According to the complaint, James Funk, 47, of Hudson, while sitting as a judge of the Stockport Town Court in Columbia County, withdrew funds from the court’s bank account on four occasions in order to pay the taxes and utility bill on the Diamond Street Diner, his Hudson restaurant, and to stave off the foreclosure of his personal residence.

According to the complaint, in one instance, Funk tried to cover his tracks by having an official bank check issued to one of his employees at the diner. Funk later crossed out the employee’s name and substituted it with “National Grid.”

“As pillars of our legal system, judges are sworn to uphold the law and should be held to the highest professional standards. Allegations of criminal acts from the bench will be thoroughly investigated and prosecuted by my office,” said Attorney General Cuomo. “Judges, like all government employees, are not above the law and must never use their official positions for personal gain.”

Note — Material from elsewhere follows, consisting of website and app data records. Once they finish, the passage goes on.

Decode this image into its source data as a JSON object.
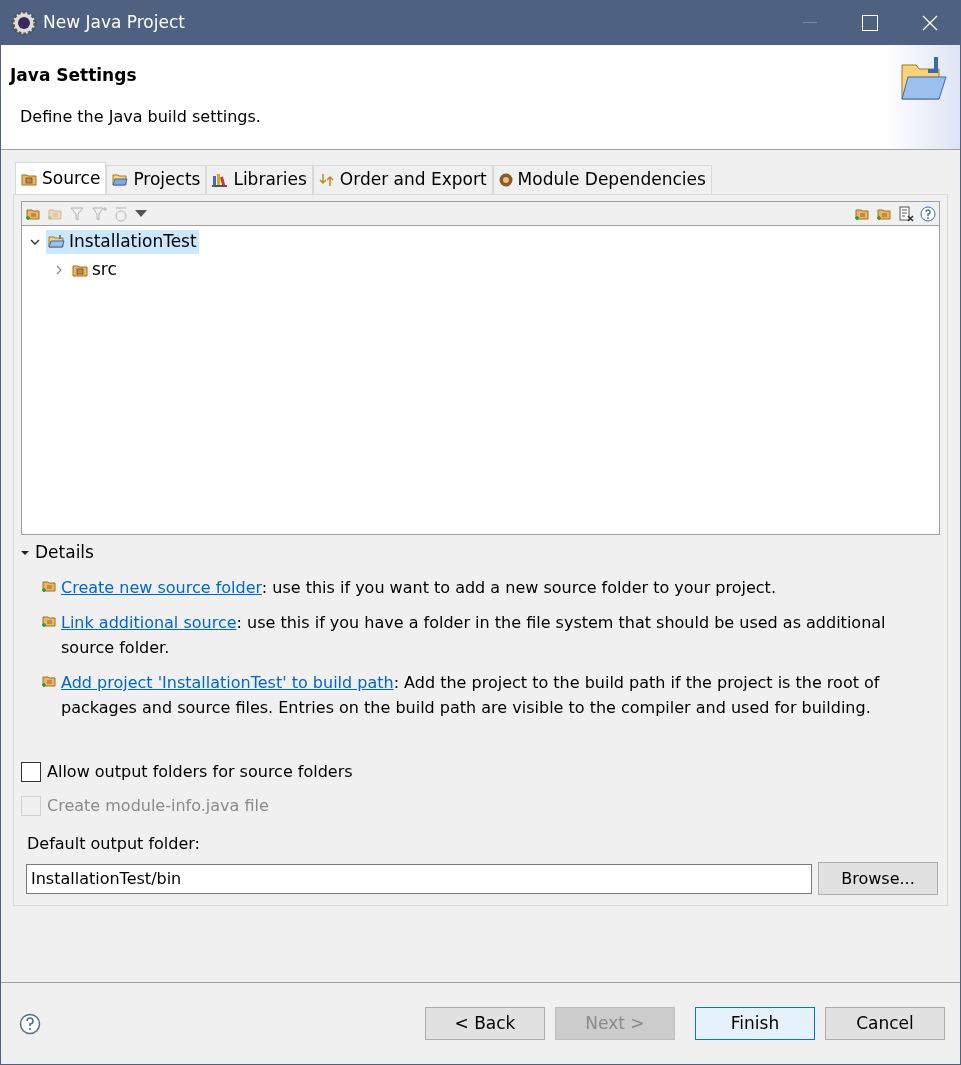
{
  "window": {
    "title": "New Java Project"
  },
  "header": {
    "title": "Java Settings",
    "description": "Define the Java build settings."
  },
  "tabs": [
    {
      "label": "Source",
      "selected": true,
      "kind": "source"
    },
    {
      "label": "Projects",
      "selected": false,
      "kind": "projects"
    },
    {
      "label": "Libraries",
      "selected": false,
      "kind": "libraries"
    },
    {
      "label": "Order and Export",
      "selected": false,
      "kind": "order"
    },
    {
      "label": "Module Dependencies",
      "selected": false,
      "kind": "modules"
    }
  ],
  "tree": [
    {
      "label": "InstallationTest",
      "selected": true,
      "expanded": true,
      "kind": "project",
      "children": [
        {
          "label": "src",
          "selected": false,
          "expanded": false,
          "kind": "source"
        }
      ]
    }
  ],
  "details": {
    "label": "Details",
    "expanded": true,
    "items": [
      {
        "link": "Create new source folder",
        "text": ": use this if you want to add a new source folder to your project."
      },
      {
        "link": "Link additional source",
        "text": ": use this if you have a folder in the file system that should be used as additional source folder."
      },
      {
        "link": "Add project 'InstallationTest' to build path",
        "text": ": Add the project to the build path if the project is the root of packages and source files. Entries on the build path are visible to the compiler and used for building."
      }
    ]
  },
  "options": [
    {
      "label": "Allow output folders for source folders",
      "checked": false,
      "disabled": false
    },
    {
      "label": "Create module-info.java file",
      "checked": false,
      "disabled": true
    }
  ],
  "output_folder": {
    "label": "Default output folder:",
    "value": "InstallationTest/bin",
    "browse": "Browse..."
  },
  "buttons": [
    {
      "label": "< Back",
      "disabled": false,
      "default": false
    },
    {
      "label": "Next >",
      "disabled": true,
      "default": false
    },
    {
      "label": "Finish",
      "disabled": false,
      "default": true
    },
    {
      "label": "Cancel",
      "disabled": false,
      "default": false
    }
  ]
}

An audit conducted by the Unified Court System’s Internal Audit Unit found that the money withdrawn by Funk was mostly attributable to bail money held by the Court for pending cases. As judge, Funk was the sole authorized signatory for the court bank account, and was also responsible for collecting, recording, depositing, and distributing fines and fees that are paid to the court.

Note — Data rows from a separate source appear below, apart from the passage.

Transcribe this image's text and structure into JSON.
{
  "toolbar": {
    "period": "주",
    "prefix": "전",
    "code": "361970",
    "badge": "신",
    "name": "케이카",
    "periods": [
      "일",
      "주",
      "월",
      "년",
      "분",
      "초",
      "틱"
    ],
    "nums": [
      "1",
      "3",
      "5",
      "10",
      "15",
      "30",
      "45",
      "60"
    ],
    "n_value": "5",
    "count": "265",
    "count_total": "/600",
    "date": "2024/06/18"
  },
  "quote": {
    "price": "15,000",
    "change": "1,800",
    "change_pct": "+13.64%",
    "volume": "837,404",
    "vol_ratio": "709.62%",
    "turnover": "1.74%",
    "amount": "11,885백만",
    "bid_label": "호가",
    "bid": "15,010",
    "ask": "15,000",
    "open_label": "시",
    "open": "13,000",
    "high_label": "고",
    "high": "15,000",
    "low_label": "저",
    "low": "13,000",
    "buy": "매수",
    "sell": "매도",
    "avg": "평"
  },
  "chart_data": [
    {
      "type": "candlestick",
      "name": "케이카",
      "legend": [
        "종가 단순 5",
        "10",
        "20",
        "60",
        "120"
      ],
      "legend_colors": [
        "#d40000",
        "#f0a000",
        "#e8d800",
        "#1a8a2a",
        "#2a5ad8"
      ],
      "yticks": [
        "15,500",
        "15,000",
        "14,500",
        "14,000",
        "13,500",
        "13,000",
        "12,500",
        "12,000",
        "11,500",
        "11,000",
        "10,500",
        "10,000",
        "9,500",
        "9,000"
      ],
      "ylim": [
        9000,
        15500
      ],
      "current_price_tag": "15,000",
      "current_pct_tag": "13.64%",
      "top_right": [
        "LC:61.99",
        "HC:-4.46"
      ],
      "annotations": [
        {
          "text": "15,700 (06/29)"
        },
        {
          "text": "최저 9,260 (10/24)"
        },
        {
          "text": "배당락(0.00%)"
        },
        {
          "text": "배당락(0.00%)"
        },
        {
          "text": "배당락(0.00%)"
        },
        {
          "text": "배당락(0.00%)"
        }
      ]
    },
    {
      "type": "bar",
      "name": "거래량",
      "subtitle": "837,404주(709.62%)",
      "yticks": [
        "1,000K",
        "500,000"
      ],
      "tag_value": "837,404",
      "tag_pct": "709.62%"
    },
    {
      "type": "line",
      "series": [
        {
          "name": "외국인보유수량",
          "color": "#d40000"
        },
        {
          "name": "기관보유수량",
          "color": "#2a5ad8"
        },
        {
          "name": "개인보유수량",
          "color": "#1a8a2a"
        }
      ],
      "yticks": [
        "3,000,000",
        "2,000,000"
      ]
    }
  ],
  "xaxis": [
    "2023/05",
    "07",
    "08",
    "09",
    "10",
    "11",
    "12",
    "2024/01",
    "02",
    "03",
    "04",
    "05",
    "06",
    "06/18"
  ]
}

Funk was charged today in Stuyvesant Town Court with one count of Grand Larceny in the Third Degree, a class D felony; one count of Falsifying Business Records in the First Degree, a class E felony; and one count of Official Misconduct, a class A misdemeanor. If convicted, Funk faces up to 7 years in prison and a fine of up to $5,000.

The matter was referred to the Attorney General’s office by the Chief Administrative Judge of the Unified Court System. Attorney General Cuomo thanks the Office of Court Administration, Office of Internal Affairs and the Internal Audit Unit for their assistance with this investigation.

The case is being handled by Assistant Attorney General Nancy Snyder, with the assistance of Investigator Scott Petucci, under the supervision of Ellen Biben, Special Deputy Attorney General for Public Integrity.